Among the entries below, count the lines that contain the word "tablet". Respond with the count only.

───── EXCERPTED RECORDS ─────

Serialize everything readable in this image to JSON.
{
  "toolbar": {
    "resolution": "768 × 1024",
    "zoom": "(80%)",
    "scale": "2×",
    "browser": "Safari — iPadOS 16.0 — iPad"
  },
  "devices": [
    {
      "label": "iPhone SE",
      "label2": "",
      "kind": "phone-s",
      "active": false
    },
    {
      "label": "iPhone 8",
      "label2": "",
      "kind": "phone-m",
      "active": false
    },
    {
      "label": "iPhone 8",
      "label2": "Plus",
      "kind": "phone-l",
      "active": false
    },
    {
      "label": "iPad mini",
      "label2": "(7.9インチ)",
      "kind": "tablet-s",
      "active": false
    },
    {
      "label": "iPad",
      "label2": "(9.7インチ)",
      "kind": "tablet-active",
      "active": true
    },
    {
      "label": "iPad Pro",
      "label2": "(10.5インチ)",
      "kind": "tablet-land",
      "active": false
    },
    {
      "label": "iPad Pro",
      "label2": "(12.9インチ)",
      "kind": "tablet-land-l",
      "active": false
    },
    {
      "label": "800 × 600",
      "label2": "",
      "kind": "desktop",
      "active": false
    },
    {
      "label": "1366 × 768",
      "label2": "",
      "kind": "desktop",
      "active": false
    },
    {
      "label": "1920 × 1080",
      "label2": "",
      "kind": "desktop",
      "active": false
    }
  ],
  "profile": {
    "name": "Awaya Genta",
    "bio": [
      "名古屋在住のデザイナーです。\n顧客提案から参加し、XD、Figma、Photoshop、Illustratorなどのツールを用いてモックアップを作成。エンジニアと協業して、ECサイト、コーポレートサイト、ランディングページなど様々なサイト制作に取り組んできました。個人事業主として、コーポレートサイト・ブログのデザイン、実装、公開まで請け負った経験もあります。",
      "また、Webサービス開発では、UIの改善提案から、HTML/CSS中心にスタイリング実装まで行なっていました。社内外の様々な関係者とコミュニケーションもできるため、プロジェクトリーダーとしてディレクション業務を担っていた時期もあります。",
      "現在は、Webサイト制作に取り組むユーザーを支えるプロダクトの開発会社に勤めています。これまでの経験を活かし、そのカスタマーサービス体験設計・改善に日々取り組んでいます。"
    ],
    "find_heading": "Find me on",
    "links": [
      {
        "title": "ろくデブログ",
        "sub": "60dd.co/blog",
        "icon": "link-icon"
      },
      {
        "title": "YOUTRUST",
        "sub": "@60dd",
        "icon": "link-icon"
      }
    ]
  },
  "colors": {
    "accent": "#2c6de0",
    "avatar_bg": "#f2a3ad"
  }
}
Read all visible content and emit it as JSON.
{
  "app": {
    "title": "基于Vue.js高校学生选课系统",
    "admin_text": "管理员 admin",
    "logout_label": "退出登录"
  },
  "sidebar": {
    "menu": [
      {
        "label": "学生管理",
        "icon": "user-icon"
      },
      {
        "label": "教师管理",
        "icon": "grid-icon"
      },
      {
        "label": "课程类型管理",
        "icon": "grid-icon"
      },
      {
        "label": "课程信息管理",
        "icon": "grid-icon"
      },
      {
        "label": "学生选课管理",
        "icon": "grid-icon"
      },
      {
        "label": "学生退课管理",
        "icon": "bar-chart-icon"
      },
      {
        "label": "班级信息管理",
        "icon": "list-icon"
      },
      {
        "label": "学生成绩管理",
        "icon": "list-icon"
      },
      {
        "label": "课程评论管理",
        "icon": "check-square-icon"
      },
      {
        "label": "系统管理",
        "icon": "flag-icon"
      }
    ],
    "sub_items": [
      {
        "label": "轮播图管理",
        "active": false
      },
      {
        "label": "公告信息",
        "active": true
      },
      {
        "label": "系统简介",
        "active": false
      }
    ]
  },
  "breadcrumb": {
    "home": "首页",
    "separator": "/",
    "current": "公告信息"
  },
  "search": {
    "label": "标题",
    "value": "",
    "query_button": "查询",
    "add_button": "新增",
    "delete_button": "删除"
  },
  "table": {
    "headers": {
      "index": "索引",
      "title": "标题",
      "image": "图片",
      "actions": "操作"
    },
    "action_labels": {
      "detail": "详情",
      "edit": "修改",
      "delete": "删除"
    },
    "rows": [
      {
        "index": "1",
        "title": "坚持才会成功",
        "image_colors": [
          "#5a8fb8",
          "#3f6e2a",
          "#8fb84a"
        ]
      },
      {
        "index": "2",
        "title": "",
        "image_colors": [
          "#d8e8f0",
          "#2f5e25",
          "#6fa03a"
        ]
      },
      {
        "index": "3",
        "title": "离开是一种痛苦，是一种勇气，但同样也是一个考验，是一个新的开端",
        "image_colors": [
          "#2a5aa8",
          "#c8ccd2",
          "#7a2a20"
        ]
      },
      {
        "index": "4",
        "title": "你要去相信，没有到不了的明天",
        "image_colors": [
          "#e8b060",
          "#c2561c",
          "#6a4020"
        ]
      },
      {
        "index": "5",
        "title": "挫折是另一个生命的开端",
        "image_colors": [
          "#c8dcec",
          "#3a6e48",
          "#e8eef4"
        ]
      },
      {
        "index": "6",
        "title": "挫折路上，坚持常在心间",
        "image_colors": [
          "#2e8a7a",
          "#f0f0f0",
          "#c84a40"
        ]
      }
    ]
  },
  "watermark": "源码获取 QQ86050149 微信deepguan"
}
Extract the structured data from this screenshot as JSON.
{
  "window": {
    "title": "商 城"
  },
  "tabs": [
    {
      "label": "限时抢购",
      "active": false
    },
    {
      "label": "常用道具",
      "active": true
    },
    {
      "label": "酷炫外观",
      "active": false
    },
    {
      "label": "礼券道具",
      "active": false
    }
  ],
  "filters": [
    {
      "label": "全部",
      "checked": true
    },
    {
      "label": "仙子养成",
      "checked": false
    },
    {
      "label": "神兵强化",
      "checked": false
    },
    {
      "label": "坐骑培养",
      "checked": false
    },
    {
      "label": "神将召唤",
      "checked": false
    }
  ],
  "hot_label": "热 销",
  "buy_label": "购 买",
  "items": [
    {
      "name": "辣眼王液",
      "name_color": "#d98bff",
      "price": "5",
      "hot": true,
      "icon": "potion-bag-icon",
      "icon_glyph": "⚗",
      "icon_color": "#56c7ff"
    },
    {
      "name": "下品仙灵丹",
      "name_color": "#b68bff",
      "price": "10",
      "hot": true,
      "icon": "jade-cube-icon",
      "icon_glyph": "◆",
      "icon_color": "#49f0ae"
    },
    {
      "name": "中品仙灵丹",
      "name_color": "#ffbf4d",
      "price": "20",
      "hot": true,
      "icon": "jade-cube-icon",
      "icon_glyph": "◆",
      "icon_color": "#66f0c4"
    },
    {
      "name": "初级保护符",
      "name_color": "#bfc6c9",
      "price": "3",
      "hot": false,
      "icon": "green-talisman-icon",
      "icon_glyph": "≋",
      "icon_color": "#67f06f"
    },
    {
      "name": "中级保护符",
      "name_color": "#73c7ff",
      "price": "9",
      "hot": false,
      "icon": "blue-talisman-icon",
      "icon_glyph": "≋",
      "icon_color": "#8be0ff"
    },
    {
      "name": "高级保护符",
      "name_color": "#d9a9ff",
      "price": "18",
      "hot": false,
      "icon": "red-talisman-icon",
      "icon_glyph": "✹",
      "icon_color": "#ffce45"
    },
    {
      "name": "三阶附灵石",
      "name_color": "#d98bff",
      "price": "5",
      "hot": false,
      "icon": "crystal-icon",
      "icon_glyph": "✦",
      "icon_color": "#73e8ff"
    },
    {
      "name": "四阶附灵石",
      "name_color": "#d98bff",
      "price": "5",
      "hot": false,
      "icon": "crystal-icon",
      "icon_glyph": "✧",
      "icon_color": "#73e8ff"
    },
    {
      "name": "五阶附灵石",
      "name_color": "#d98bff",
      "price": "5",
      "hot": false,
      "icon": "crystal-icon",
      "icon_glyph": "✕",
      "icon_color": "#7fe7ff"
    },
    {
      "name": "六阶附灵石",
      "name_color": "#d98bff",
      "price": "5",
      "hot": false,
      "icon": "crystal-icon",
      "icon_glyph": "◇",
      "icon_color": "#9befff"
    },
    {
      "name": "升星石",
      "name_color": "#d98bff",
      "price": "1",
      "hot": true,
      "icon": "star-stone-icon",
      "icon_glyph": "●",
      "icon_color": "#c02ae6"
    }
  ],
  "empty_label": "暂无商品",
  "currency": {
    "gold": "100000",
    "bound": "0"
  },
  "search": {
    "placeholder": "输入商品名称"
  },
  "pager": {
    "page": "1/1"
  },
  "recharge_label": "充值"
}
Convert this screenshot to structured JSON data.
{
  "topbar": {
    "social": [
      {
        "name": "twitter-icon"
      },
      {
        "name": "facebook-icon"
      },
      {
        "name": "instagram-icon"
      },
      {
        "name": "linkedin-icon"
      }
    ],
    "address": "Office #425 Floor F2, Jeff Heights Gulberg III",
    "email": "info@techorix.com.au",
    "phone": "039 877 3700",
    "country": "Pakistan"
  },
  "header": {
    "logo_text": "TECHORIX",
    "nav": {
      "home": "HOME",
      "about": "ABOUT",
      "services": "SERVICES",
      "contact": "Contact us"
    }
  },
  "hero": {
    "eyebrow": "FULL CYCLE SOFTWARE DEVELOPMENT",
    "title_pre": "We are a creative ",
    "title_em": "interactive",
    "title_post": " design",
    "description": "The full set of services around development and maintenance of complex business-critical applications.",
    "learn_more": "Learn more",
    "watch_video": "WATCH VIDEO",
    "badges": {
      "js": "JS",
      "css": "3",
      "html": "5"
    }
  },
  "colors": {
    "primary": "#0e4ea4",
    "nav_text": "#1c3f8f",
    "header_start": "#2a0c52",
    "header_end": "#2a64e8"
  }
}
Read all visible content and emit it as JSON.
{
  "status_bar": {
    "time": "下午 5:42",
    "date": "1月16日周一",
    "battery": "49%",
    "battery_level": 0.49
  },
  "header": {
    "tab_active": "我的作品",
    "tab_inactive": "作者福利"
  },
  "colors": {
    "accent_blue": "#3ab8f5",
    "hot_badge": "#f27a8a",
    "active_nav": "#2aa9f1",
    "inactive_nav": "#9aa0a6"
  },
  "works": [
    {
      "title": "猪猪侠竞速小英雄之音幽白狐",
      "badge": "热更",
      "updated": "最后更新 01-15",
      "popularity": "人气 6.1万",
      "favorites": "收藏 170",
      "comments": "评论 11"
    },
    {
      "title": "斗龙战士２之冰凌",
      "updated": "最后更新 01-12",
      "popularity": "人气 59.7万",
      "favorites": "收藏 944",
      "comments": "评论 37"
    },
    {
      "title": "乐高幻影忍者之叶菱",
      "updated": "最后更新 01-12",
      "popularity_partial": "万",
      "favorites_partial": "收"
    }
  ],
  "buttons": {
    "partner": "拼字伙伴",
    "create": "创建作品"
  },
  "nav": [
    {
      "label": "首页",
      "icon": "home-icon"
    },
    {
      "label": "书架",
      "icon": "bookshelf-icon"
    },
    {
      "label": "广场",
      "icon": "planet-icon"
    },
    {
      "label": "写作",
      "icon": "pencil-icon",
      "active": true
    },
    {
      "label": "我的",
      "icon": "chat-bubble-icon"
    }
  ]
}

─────

RESULT OF THIS EXERCISE: 4